< back

John Sloan


"Consistency is the quality of a stagnant mind"

John Sloan was born in Lock Haven, Pennsylvania on August, 2 1871 and moved with his family to Philadelphia in 1876.  As a teenager he worked for an art gallery / book store in Philadelphia.  One of the items the gallery carried was old master prints and it was here that John Sloan developed his appreciation of printmaking.  His first print dates from 1888, the image is a copy of a Rembrandt etching.  He had made over 100 etchings before he began his most important series of etchings called New York Life. He continued to pursue printmaking as one of his artistic expressive mediums throughout his life producing over 331 etchings and lithographs before his death.

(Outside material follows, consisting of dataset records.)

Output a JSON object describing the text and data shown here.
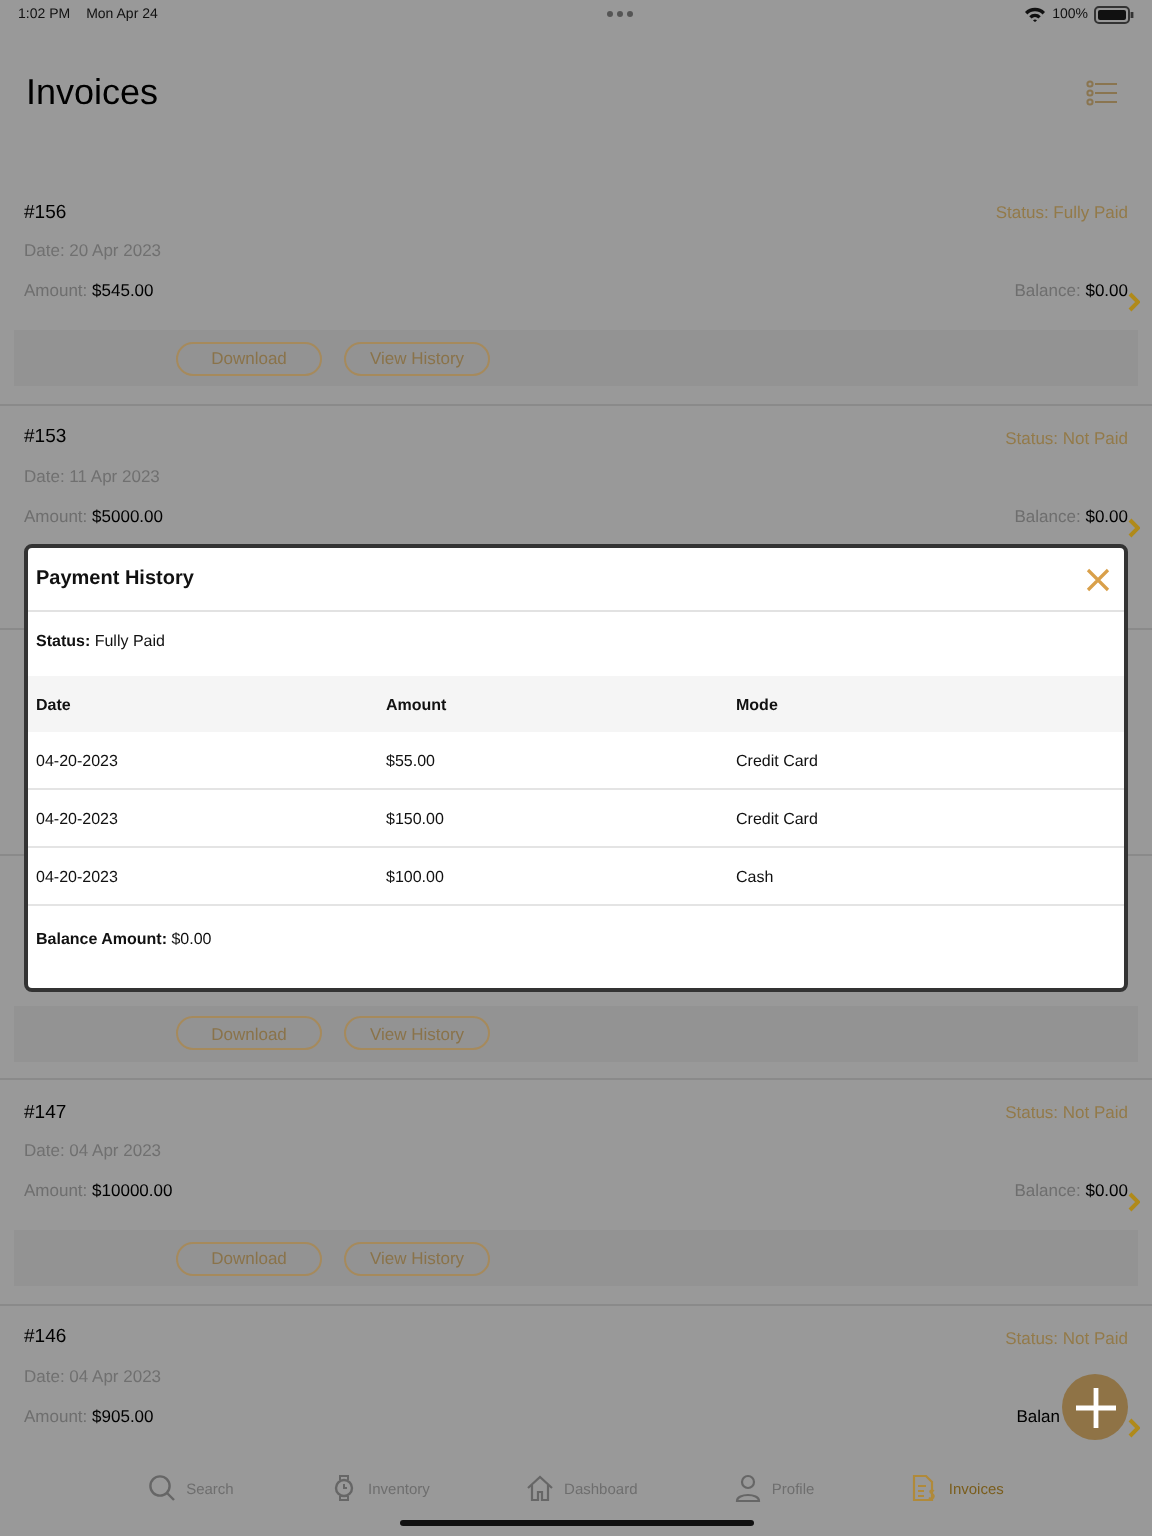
{
  "status_bar": {
    "time": "1:02 PM",
    "date": "Mon Apr 24",
    "battery": "100%"
  },
  "header": {
    "title": "Invoices"
  },
  "invoices": [
    {
      "kind": "invoice",
      "number": "#156",
      "status": "Status: Fully Paid",
      "date": "Date: 20 Apr 2023",
      "amount_label": "Amount:",
      "amount": "$545.00",
      "balance_label": "Balance:",
      "balance": "$0.00",
      "actions": [
        "Download",
        "View History"
      ]
    },
    {
      "kind": "invoice",
      "number": "#153",
      "status": "Status: Not Paid",
      "date": "Date: 11 Apr 2023",
      "amount_label": "Amount:",
      "amount": "$5000.00",
      "balance_label": "Balance:",
      "balance": "$0.00"
    },
    {
      "kind": "covered"
    },
    {
      "kind": "covered",
      "actions": [
        "Download",
        "View History"
      ]
    },
    {
      "kind": "invoice",
      "number": "#147",
      "status": "Status: Not Paid",
      "date": "Date: 04 Apr 2023",
      "amount_label": "Amount:",
      "amount": "$10000.00",
      "balance_label": "Balance:",
      "balance": "$0.00",
      "actions": [
        "Download",
        "View History"
      ]
    },
    {
      "kind": "invoice",
      "number": "#146",
      "status": "Status: Not Paid",
      "date": "Date: 04 Apr 2023",
      "amount_label": "Amount:",
      "amount": "$905.00",
      "balance_label": "Balan"
    }
  ],
  "tabs": [
    {
      "kind": "search",
      "label": "Search",
      "selected": false
    },
    {
      "kind": "watch",
      "label": "Inventory",
      "selected": false
    },
    {
      "kind": "home",
      "label": "Dashboard",
      "selected": false
    },
    {
      "kind": "person",
      "label": "Profile",
      "selected": false
    },
    {
      "kind": "document",
      "label": "Invoices",
      "selected": true
    }
  ],
  "modal": {
    "title": "Payment History",
    "status": "**Status:** Fully Paid",
    "columns": [
      "Date",
      "Amount",
      "Mode"
    ],
    "rows": [
      [
        "04-20-2023",
        "$55.00",
        "Credit Card"
      ],
      [
        "04-20-2023",
        "$150.00",
        "Credit Card"
      ],
      [
        "04-20-2023",
        "$100.00",
        "Cash"
      ]
    ],
    "balance": "**Balance Amount:** $0.00"
  }
}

His first job as an artist was in 1891 working as an illustrator for the Philadelphia Enquirer.  The next year he began studying with Thomas Anshutz at the Pennsylvania Academy of Fine Arts.  While at the academy John Sloan met Robert Henri and he started spending time in Henri’s studio along with George Luks, William Glackens and Everett Shinn.  This group would become known as the Philadelphia Five.  Sloan left the Enquirer and took a position with the Philadelphia Press in 1895.  Robert Henri encouraged Sloan to take painting more seriously in 1896 and he began painting portraits.

He married Dolly in 1901 and after leaving the Philadelphia Press in 1903 moved to New York City to join Robert Henri, George Luks, William Glackens, and Everett Shinn and to pursue a career as an artist and printmaker.  This group had trouble showing paintings at the National Academy of Design, which at the time was a dominating institution.  In 1908 Arthur B. Davies, William Glackens, George Luks, Ernest Lawson, Maurice Prendergast, Everett Shinn and John Sloan under the leadership of Robert Henri arranged a protest exhibition aimed at the Academy, held at the Macbeth Gallery in New York City.  The show was a media sensation and the artists involved with the exhibition were named The Eight.  John Sloan would later be associated with The Ashcan School.  The group was largely responsible for helping organize the 1913 Armory Show which introduced Modern European art to America.  John Sloan exhibited a painting at the Armory Show.  Also in 1913 John Sloan sold his first painting Nude in a Green Scarf to a Philadelphia collector.

In 1912 John Sloan became director of the Masses a socialist magazine.  He was able to get many of his fellow artists to submit images for the publication.  In 1914 he began teaching at the Art Students League taking a full time position in 1916.  He continued to teach at the league until 1938 serving for one year 1930 as the president of the League.  Through the years he had hundreds of students some of the notable names include Reginald Marsh, Raphael Soyer and Alexander Calder.

He spent summers in New England early in the century.  In 1919 Robert Henri encouraged him to come out to Santa Fe and in 1920 he and Dolly purchased a summer home in Santa Fe where he spent four months of every year, with the exception of one, for the rest of his life.  He served as President of the Exposition of Indian Tribal Arts in the 1930s and lobbied the Society of Independent Artists to include work by Native Americans in their exhibitions.

After the death of Dolly in 1943 he married a longtime friend, Helen Farr.  I met Helen Farr Sloan in Washington, D.C. in 1985.  She walked up to me and told he how much fun she and John had in my gallery purchasing scenes of New York City.  Being a third generation art dealer I was amazed that no one had ever told me that John Sloan had been in the gallery.  When I arrived back at the shop a few days later I looked up his account and was pleased to see that what he purchased most were New York City street scene illustrations from the nineteenth century.